In July, I received a mid-year evaluation indicating room for improvement, with a rating of 2 out of 5 on the scale. My goal is to achieve an outstanding rating by this time next year. Here are the areas my manager provided feedback on for improvement:
He is a college hire, so he is a very junior developer. He is an enthusiastic member of the team and seems eager to make contributions. He has struggled to learn the fundamental skills required for the job (programming, database, web development). He will need to improve upon these skills in order to make contributions to the team with little assistance from his peers.
This feedback is quite high-level, but here are the 2 overall improvement areas I've extracted from it:
There's a couple tactics here:

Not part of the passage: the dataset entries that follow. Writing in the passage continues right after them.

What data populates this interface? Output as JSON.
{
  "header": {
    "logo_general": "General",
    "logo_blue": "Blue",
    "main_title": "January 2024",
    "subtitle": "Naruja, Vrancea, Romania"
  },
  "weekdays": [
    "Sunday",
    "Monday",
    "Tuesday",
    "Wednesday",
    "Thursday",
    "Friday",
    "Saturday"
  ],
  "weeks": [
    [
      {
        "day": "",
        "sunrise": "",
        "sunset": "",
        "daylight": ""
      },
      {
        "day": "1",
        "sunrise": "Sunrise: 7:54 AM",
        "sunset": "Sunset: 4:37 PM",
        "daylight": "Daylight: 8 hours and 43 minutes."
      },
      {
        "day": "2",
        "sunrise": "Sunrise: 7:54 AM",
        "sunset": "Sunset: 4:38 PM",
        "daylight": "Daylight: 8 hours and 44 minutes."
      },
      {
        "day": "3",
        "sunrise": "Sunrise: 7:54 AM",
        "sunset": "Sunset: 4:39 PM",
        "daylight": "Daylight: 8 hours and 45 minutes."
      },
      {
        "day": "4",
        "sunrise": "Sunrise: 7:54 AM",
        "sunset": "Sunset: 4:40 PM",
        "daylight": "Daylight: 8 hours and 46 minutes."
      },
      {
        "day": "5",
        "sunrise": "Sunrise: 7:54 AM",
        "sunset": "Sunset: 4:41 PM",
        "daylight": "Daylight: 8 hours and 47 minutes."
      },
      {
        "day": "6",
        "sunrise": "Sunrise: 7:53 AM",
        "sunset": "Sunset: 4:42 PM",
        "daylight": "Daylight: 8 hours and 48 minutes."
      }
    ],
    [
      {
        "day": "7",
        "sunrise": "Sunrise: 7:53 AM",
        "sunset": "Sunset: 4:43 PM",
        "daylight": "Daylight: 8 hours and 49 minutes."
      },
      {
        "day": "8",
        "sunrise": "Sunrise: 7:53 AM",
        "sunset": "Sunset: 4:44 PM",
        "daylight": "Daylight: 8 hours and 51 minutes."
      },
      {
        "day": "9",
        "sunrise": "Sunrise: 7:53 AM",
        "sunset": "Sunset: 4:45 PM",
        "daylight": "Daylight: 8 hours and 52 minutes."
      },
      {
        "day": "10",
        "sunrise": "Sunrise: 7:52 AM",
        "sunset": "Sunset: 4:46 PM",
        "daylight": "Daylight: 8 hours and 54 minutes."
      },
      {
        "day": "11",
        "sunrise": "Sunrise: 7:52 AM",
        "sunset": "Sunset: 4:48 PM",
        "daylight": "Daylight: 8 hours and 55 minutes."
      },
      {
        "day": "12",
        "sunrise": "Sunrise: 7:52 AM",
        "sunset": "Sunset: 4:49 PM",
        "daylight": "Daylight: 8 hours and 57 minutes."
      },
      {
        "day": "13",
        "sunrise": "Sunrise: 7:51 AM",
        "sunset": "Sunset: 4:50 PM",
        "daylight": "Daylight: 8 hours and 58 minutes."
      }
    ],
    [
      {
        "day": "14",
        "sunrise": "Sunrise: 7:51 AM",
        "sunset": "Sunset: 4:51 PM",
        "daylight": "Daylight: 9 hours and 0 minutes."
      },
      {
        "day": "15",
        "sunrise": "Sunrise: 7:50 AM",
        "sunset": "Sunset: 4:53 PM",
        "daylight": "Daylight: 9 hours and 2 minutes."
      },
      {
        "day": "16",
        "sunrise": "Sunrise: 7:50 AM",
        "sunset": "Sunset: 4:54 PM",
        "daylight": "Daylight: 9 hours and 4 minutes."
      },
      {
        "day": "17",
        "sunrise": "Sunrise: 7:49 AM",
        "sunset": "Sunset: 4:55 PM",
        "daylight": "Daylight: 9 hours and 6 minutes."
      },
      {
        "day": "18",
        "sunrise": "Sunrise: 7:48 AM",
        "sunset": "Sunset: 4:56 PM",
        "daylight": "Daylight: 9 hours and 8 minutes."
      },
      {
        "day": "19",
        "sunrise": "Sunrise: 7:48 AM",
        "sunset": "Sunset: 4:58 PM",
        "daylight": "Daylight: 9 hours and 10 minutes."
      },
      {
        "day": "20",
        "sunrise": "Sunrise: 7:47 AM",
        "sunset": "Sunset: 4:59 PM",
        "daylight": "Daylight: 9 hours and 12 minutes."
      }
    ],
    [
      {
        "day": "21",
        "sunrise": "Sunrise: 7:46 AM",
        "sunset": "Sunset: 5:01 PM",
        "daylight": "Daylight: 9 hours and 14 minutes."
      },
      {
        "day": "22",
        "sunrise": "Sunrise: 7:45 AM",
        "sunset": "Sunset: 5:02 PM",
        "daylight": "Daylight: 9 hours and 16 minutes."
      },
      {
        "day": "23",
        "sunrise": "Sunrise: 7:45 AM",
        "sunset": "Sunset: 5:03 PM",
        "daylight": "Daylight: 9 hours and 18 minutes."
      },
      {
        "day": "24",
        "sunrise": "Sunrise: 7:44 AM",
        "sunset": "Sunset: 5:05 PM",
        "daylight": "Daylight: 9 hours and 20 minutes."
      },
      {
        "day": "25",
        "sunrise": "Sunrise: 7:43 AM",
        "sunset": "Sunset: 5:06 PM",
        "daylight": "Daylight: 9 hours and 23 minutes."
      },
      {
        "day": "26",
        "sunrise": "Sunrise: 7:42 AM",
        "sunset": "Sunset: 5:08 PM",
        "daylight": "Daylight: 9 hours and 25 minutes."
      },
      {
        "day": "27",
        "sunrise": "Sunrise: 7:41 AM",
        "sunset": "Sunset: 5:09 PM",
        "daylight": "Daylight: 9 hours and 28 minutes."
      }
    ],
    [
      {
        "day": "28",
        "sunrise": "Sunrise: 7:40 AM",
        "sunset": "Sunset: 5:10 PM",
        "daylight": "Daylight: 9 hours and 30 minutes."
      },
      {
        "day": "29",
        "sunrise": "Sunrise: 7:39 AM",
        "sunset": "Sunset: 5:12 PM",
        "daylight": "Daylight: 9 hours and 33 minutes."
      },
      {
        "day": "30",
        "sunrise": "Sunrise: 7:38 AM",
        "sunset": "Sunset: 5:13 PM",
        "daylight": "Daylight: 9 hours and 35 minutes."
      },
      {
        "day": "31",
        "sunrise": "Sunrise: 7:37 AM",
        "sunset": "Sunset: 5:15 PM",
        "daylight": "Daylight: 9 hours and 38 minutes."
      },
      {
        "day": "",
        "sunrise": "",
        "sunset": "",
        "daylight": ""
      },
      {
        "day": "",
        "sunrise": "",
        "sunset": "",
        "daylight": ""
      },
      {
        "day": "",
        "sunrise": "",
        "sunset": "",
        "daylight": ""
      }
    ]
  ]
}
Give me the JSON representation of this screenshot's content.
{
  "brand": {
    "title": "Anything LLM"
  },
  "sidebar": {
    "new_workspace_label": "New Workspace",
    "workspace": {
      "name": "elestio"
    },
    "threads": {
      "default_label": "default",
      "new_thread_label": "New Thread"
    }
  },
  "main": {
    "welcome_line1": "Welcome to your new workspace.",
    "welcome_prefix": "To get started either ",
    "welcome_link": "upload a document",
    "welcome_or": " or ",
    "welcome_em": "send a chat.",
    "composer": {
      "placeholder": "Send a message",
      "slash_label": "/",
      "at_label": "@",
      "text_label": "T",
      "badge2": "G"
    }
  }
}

When it comes to learning a new tech stack/codebase, I recommend Taro's most viewed resource of all time: "What is the effective way to understand new repository in order to make the required changes in that repo?"
There's a couple reasons why you might not be perceived as sufficiently independent (both of which I've seen a lot from junior engineers):
I'm happy to provide more specific advice, but I'll need more information on what kinds of interactions your manager's concerned with. Are any of the following true?
Anyways, I'm really rooting for you to get that "Outstanding" rating next cycle - Please keep asking questions into Taro as issues come up!
Hi! Thank you so much for reaching out on Taro!
Alex put it well, and there isn't much more to be said initially.
I will try to add some additional value here:
Based on the feedback you received, it seems a bit too ambiguous. This is a complete guess, but I have feeling it is due to lack of information about you and your work. When it comes to improving based on feedback from your manager, one crucial aspect is to take charge of your own progress assessment. Your manager might not have visibility into every facet of your work, so it's up to you and your coworkers to accurately represent your contributions. Actively communicate your achievements and challenges, as this empowers your manager to provide more precise and valuable feedback. This collaborative approach ensures that the feedback you receive aligns better with your actual performance and helps you grow more effectively.
I hope you find this helpful!
Amanuel brings up an excellent point about the visibility of work - I have seen so many engineers land great impact, but they're terrible at fully sharing that so they're perceived as low performers.
Here's some excellent resources to help with this: